“We recognized our generation [millennials] You may not be able to buy a house until you are 40 or 50. Fragmentary works of art, cryptocurrencies, and stocks can easily be purchased anywhere, but real estate is not on the same level of participation. ‘ her CEO Amrita Ramsaransing tells her Sifted.
Investors can select individual properties to invest in through the Brxs app based on their look and feel. Brxs buys properties directly and all properties are built and ready to lease, unlike crowdsourcing models that often promise properties under development. So far, the average investment amount is €700, and investors receive quarterly payments from rental income proportional to the size of the shares they own.
Meanwhile, London-based Lilo is preparing to launch its first properties on the platform it created to offer ‘invest and experience’ assets.
what does that actually mean? I believe Soho House has a timeshare. It targets millennials with considerable cash reserves, who may already be living in some places, such as tech workers and wealthy creators in Europe.

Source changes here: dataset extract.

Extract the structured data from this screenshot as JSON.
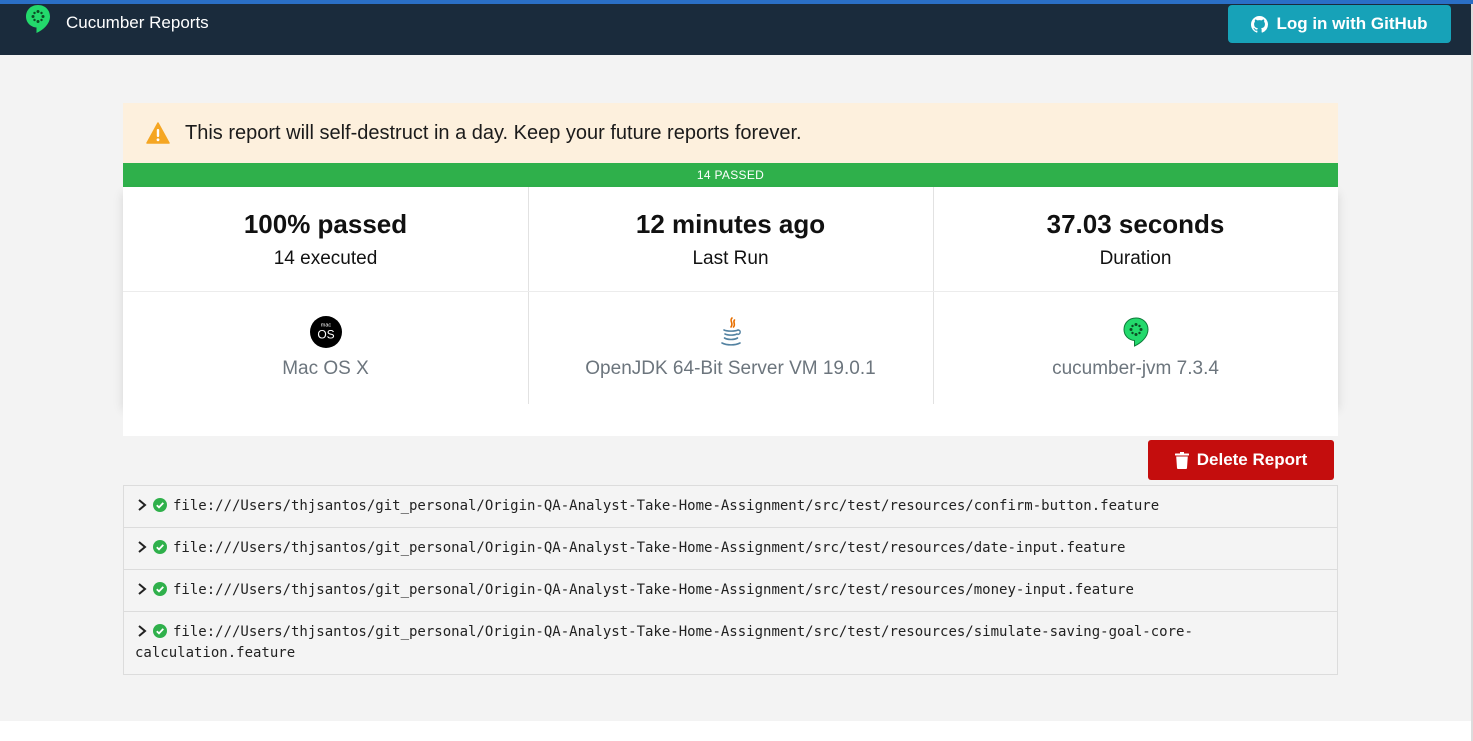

Lilo has built a portfolio of luxury properties in various locations. She mainly focuses on European cities and may plan to have these young professionals take their time and work remotely. An investor can buy her one-eighth of the property and use it for 30 days a year.
Each property is worth between £1 million and £3 million, so the fraction is around £100,000 to £300,000. The investor pays the property management company a monthly “small maintenance fee”. That way, even their favorite brand of soap will be waiting for them when they rush to the timeshare property for the holidays.
“They’re successful, they’re ambitious, they’re just complementing and enhancing an existing lifestyle,” co-founder Emily Chan tells Sifted. “They can enjoy these beautiful luxury properties while at the same time benefiting from property appraisals.”
Berlin-based Myne has taken a slightly more traditional approach to its second home timeshare offering, with over 30 properties in popular holiday destinations such as the Alps, Canary Islands, Mallorca and Ibiza. has a portfolio of
Like Lilo, the target clientele is wealthy, with a median household income of €100,000 and above, with a minimum investment of €50,000. The property has a market value of €750,000 to he €3 million and can be shared by up to 8 people. Each co-owner’s share is equivalent to 44 days of use per year, either holiday use or rental income.
After the initial investment, co-owners will also pay €99 per month for upkeep of the property and additional expenses such as filling the fridge with their favorite wine.
Myne makes money from managing co-ownership structures and real estate transactions, as well as monthly maintenance fees and commissions charged when one co-owner wants to sell shares to another co-owner.
All of this certainly falls into the luxury category, but Myne co-founders Nikolaus Thomale and Fabian Löhmer told Sifted they aren’t worried the cost of living crisis will affect its staying power.
“We believe that more people will be more cautious about costs and resources and more willing to share where it makes a lot of sense from an economic, social and overhead perspective,” they said. told Sifted.
They’re currently focused on the “financial and emotional return” of the shared second home model, but going further, Myne is looking beyond just financing solutions such as mortgages to the investment side of its products. will also be given more focus.
There are at least 14 startups in Europe that have adopted versions of these two models, including Altacasa, Investown and Vivla. Click here for a professional briefing on fractionization.